So, with this backdrop, you can imagine how folks here feel when they hear about the lengths U.S. leaders are going to to bribe Americans to get a Covid vaccine. A few days ago, for example, we heard that New York’sgovernor authorized free vaccines to folks attending Toronto Blue Jays games in Buffalo in June. The shots will be available to ticket holders on their way into the game. Nice gesture, sure. But for Jays fans who live north of the border, it’s rather bittersweet, given that we can’t get down to Buffalo for games (or a jab) because the Canada – US border remains closed.  

And then there was the governor of Ohio’s announcement of “Vax a Million” (that’s what he called it!) – a weekly draw that’ll pay out five $1 million dollar prizes. The lottery, which starts on May 26th, is open to all Ohio residents who are 18 or older and who have been vaccinated. (There will also be five draws for full-ride scholarships to state universities for Ohio teens who get vaccinated.) Apparently 42% of Ohio residents have had one vaccine to date, but the rate at which people have gotten vaccinated has dropped nearly 80% since early April.  

Ohio and New York aren’t the only states offering residents incentives for vaccinating. Maine is offering free hunting and fishing licenses, LL Bean gift cards, and other prizes. West Virginia is offering vaccinated residents aged 16-35 $100 savings bonds. New Jersey has a program where folks 21 and over can get a free beer when they get vaccinated. Various companies and employers are also offering prizes and give-aways to vaccinated customers and employees.  

While I think it’s fine if someone wants to offer a small token to encourage people to act promptly (folks who may have been too busy to find time) or to recognize their effort. To me that’s like giving a kid a lollypop after they go to the doctor – a feel-good gesture. But feeling you need to bribe citizens to the tune of $1 million to take a vaccine to help end a pandemic that has taken over 3.3 million lives world-wide is very different.
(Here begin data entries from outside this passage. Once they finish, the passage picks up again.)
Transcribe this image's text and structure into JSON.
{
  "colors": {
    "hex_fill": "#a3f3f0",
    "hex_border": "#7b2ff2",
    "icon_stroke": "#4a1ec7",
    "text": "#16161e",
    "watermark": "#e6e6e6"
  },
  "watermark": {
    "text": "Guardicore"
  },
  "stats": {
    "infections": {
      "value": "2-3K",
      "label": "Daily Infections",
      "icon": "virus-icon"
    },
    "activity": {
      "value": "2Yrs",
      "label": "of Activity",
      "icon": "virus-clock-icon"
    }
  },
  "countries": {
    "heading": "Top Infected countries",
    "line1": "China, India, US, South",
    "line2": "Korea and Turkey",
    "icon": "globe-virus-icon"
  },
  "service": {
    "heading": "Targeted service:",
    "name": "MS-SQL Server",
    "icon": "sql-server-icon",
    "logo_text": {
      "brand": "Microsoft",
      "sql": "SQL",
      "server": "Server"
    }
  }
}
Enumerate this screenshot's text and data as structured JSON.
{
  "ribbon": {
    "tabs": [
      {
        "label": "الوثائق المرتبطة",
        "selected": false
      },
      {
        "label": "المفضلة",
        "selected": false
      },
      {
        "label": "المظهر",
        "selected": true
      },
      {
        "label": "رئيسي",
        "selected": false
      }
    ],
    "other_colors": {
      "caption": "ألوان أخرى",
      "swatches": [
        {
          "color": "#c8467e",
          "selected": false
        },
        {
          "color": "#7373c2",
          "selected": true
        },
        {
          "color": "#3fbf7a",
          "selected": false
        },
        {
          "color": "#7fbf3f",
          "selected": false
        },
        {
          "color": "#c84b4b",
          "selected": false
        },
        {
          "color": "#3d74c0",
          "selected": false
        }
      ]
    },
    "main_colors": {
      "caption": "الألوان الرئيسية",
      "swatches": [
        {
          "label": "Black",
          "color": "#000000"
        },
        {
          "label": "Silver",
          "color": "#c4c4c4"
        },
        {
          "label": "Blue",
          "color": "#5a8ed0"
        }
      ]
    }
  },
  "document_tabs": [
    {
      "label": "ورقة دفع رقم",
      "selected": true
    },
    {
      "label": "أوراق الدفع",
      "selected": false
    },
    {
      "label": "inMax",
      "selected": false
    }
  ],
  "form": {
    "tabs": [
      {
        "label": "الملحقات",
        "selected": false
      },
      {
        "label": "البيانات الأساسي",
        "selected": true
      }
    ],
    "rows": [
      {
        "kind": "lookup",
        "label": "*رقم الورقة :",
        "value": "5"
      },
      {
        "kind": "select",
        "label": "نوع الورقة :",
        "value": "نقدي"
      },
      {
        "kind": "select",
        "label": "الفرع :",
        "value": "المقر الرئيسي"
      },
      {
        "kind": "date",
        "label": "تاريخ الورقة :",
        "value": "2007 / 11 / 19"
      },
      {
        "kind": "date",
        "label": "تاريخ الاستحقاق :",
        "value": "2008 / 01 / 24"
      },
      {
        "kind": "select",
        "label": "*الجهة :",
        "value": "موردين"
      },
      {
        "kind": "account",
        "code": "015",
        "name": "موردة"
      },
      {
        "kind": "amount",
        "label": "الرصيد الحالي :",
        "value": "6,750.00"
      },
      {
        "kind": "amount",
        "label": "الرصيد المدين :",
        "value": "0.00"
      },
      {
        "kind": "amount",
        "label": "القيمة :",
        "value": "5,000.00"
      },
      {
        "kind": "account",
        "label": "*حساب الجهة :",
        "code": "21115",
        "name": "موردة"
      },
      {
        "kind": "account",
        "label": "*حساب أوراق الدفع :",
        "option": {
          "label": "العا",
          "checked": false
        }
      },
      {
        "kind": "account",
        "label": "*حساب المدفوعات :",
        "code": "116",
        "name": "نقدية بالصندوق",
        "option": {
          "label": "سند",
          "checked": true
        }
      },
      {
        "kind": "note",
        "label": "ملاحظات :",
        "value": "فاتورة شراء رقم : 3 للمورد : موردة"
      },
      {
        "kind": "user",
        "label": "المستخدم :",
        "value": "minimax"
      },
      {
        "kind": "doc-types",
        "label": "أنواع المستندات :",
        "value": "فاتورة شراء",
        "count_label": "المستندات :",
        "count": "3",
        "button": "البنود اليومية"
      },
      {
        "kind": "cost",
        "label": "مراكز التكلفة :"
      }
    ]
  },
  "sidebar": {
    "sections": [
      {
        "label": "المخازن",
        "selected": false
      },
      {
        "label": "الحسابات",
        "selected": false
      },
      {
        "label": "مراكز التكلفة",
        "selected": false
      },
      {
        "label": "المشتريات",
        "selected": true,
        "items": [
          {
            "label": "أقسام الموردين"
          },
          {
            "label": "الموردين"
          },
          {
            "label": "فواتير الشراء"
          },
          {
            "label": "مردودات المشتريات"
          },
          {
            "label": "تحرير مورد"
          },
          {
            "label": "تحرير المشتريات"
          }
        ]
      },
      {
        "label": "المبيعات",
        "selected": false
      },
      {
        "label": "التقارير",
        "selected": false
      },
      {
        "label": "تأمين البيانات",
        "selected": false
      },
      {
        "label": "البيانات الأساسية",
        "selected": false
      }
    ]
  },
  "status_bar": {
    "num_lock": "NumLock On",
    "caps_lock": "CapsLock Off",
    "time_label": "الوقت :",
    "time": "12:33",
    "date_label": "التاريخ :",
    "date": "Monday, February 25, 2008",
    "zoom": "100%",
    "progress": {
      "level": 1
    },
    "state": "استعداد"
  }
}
Frankly, it’s offensive.  

At a time when billions of people around the world are desperate for the vaccine, how dare some people not realize that the vaccine is the prize.  

© 2021 Ingrid Sapona